Reproducible, Reusable, and Robust Reinforcement Learning (Professor Joelle Pineau)
I was sad to miss this talk, but lots of people told me it was great so I’ve bookmarked it to watch later.
Investigations into the Human-AI Trust Phenomenon (Professor Ayanna Howard)
A few interesting points in this talk:
- Children are unpredictable, and working with data generated from experiments with children can be hard. (for example, children will often try to win at games in unexpected ways)
- Automated vision isn’t perfect, but in many cases it’s better than the existing baseline (having a human record certain measurements) and can be very useful.
- Having robots show sadness or disappointment turns out to be much more effective than anger for changing a child’s behaviour.
- Humans seem to inherently trust robots!
Two cool experiments:
To what extent would people trust a robot in a high-stakes emergency situation?
A research subject is led into a room by a robot, for a yet-to-be-defined experiment.
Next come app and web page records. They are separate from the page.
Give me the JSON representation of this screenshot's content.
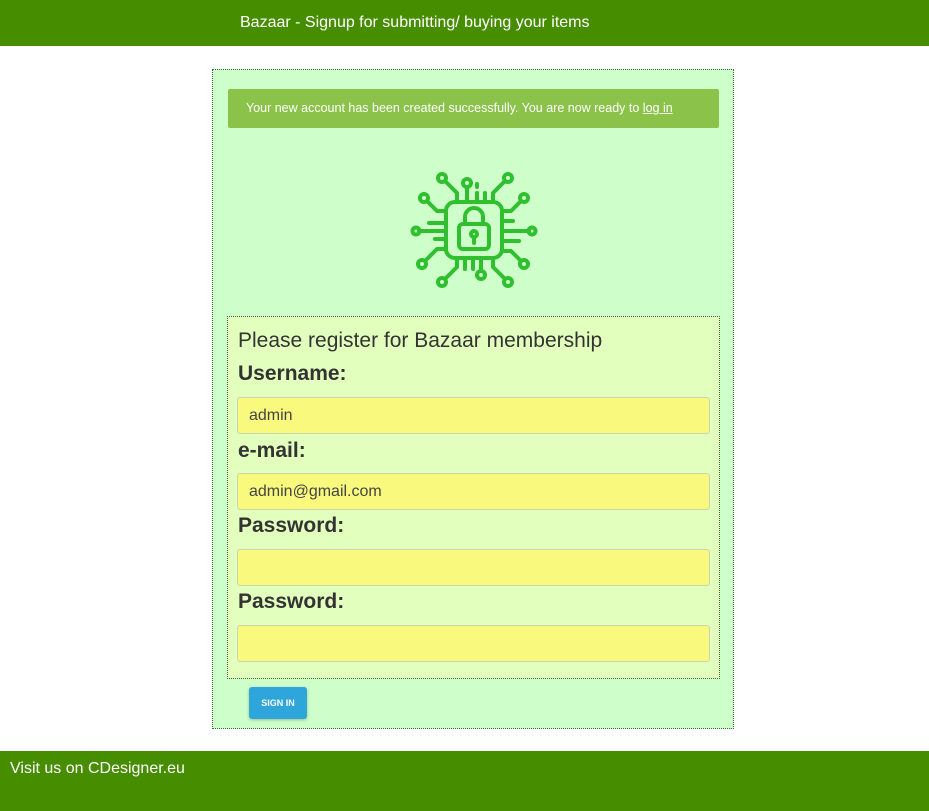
{
  "header": {
    "title": "Bazaar - Signup for submitting/ buying your items"
  },
  "alert": {
    "message": "Your new account has been created successfully. You are now ready to ",
    "link_label": "log in",
    "color": "#8bc34a"
  },
  "logo": {
    "icon": "circuit-lock-icon",
    "color": "#2fbf2f"
  },
  "form": {
    "title": "Please register for Bazaar membership",
    "username_label": "Username:",
    "username_value": "admin",
    "email_label": "e-mail:",
    "email_value": "admin@gmail.com",
    "password_label": "Password:",
    "password_value": "",
    "password_confirm_label": "Password:",
    "password_confirm_value": "",
    "submit_label": "SIGN IN"
  },
  "footer": {
    "text": "Visit us on CDesigner.eu"
  },
  "colors": {
    "bar": "#468d00",
    "panel": "#ceffca",
    "form_box": "#e2ffbe",
    "input": "#f9f97d",
    "button": "#2ea6dc"
  }
}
The room fills with smoke, and the subject goes to leave the building. On the way out, the same robot is indicating a direction. Will the subject follow the robot?
It turns out that, yes, almost all of the time, the subject follows the robot.
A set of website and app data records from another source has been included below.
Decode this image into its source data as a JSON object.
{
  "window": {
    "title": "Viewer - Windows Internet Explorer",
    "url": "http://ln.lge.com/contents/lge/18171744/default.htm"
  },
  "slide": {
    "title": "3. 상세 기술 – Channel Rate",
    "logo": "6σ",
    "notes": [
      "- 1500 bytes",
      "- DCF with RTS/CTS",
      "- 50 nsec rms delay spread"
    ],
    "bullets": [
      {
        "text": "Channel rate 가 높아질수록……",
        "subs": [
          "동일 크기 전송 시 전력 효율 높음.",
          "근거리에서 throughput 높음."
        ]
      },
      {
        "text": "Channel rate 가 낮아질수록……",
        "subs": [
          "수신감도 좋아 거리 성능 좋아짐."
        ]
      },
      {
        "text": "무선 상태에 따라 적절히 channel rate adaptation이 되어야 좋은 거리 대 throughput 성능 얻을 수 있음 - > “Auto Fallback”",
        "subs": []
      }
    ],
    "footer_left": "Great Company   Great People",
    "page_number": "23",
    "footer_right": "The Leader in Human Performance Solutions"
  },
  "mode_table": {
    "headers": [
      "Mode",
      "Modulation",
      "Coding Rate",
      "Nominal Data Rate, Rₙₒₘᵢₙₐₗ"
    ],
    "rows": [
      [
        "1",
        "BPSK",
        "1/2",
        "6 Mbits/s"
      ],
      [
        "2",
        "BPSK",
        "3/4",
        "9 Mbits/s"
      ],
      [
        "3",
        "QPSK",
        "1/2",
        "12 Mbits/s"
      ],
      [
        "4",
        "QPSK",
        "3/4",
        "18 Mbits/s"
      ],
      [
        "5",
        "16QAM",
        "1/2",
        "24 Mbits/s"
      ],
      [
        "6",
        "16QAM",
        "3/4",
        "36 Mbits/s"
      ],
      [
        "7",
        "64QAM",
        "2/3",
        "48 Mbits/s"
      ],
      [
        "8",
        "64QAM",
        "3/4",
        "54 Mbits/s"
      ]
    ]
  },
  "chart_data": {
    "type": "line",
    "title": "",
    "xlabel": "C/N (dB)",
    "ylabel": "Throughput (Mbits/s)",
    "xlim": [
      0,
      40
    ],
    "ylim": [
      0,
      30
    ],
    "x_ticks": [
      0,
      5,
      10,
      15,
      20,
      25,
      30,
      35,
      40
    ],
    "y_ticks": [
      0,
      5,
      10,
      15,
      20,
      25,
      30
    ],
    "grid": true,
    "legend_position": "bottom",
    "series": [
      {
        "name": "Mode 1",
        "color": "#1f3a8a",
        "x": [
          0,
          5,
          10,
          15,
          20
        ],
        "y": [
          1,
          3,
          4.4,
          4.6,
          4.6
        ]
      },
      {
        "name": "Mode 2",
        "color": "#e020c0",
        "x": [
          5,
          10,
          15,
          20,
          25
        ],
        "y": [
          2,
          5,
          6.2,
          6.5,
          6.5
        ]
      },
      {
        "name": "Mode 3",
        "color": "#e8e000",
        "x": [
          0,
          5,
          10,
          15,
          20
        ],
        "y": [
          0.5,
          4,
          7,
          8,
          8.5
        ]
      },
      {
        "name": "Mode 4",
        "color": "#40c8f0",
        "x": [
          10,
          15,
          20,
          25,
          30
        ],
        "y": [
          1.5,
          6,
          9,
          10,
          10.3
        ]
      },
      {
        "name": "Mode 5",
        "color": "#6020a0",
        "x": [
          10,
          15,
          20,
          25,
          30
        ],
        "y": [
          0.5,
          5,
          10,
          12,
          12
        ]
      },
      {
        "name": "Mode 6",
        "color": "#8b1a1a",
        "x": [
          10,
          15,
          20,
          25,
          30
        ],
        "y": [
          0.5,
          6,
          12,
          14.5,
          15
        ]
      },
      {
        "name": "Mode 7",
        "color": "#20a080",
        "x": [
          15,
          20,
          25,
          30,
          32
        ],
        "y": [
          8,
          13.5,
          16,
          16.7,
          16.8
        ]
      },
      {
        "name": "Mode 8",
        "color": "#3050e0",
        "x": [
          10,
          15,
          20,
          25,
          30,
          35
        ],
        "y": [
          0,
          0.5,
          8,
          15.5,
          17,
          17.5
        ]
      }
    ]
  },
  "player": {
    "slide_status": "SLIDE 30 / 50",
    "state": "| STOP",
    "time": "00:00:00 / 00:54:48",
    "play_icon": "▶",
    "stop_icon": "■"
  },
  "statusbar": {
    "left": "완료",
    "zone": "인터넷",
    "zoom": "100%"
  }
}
What about if the robot, when initially leading the subject to the room, makes a mistake and has to be corrected by another human?
Again, surprisingly, the subject still follows the robot in the emergency situation that follows.
The point at which this stopped being true was when they had the robot point to obviously wrong directions (e.g. asking the subject to climb over some furniture).
This research has some interesting conclusions, but I’m not completely convinced. For one, based on the videos of the ’emergency situation’, it seems unlikely that any of the subjects would have believed the emergency situation to be genuine. The smoke is extremely localised, and the ‘exit’ just leads into another room. It seems far more likely to me that the subjects were trying to infer the researchers’ intentions for the study and decided to follow the robot since that was probably what they were meant to do.
Unfortunately this turns out to be because their ethics committee wouldn’t give them approval to run a more realistic version of the study in a separate building, which is a real shame. More on this study in the the paper, or in this longer write-up.
Does racism and sexism apply to people’s perception of robots?
Say we program a robot to perform a certain sequence of behaviours, and then ask someone to interpret the robot’s intention behind that behaviour. Will their interpretation be affected by a robot’s ‘race’ or ‘gender’?
It turns out that, yes, it is. For example, when primed to be aware of the ‘race’ of a robot, subjects are more likely to interpret the behaviour as angry when the robot is black than when the robot is white.
But when humans are not primed to pay attention to race (and just shown robots with different colours), the effect disappears. Paper here.
Full video of the talk below.